We’re always looking to get a bigger bang for our buck. Our fitness routines are no exception. Our time is precious and not all of us have the luxury of spending hours at the gym to get the results we want. But what if we told you that logging hours on the treadmill wasn’t necessary, that you could actually get the same results in less time?
The trick: interval training.
While interval training (typically short-bursts of as-intense-as-you-can-handle activity for under a minute, followed by a short period of recovery) has long been part of the training of elite athletes, it has recently become more common among the non-pro athletes among us – and for good reason! Not only will the short bursts of high-intensity activity keep you from succumbing to any sense of boredom by keeping you on your toes (literally), but studies have also shown that exercisers who incorporate intervals can burn up to three times as much body fat as those who do steady training, in the same amount of time.
A study published in The Journal of Physiology actually found that subjects who did high-intensity, short-burst training for 2.5 hours (including rest periods) over a two-week period displayed the same exercise-induced changes as the subjects who did steady endurance training for 10.5 hours over the same two-week period.
Fitness expert, Lacey Stone, calls interval training “one of the most effective training systems in the world today” and it is the way she instructs all of her clients. As Lacey explains, “intervals disrupt your body’s stasis, preventing it from settling into a state of comfort.

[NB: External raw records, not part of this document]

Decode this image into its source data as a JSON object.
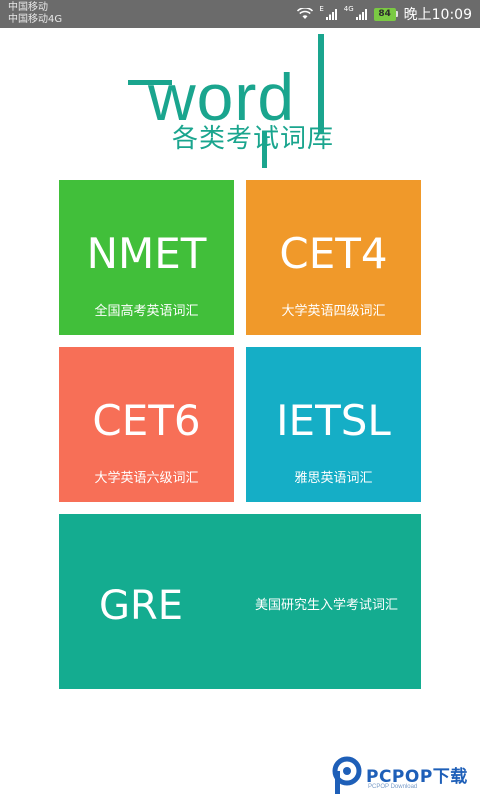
{
  "status_bar": {
    "carrier_1": "中国移动",
    "carrier_2": "中国移动4G",
    "signal_1_tag": "E",
    "signal_2_tag": "4G",
    "battery": "84",
    "time": "晚上10:09"
  },
  "logo": {
    "word": "word",
    "subtitle": "各类考试词库",
    "color": "#1aa58e"
  },
  "tiles": [
    {
      "id": "nmet",
      "title": "NMET",
      "subtitle": "全国高考英语词汇",
      "color": "#41bf3a"
    },
    {
      "id": "cet4",
      "title": "CET4",
      "subtitle": "大学英语四级词汇",
      "color": "#f0992a"
    },
    {
      "id": "cet6",
      "title": "CET6",
      "subtitle": "大学英语六级词汇",
      "color": "#f76f57"
    },
    {
      "id": "ietsl",
      "title": "IETSL",
      "subtitle": "雅思英语词汇",
      "color": "#15aec6"
    },
    {
      "id": "gre",
      "title": "GRE",
      "subtitle": "美国研究生入学考试词汇",
      "color": "#14ac90"
    }
  ],
  "watermark": {
    "brand": "PCPOP下载",
    "tagline": "PCPOP Download"
  }
}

Your body works a lot harder trying to catch up, thereby helping you to crush body fat, gain muscles and still maintain a lean body.”
So, where do you start? Whether you’re training on a treadmill, running on the road, biking, on the stairmaster, in the pool or even on the elliptical, begin by incorporating short-burst, can’t-talk sprints into your fitness routine. Start with 30-second intervals that take you out of your comfort zone, followed by a 1-minute period of recovery (either by decreasing your pace or even stopping). As your fitness level improves, challenge yourself more by slowly increasing the amount of time at your highest-intensity, gradually decreasing your recovery time, and increasing the number of repetitions you do.
Just remember: just because you’ll accomplish more, in less time, this shouldn’t feel like an easy-way-out. Those intervals should hurt – a lot.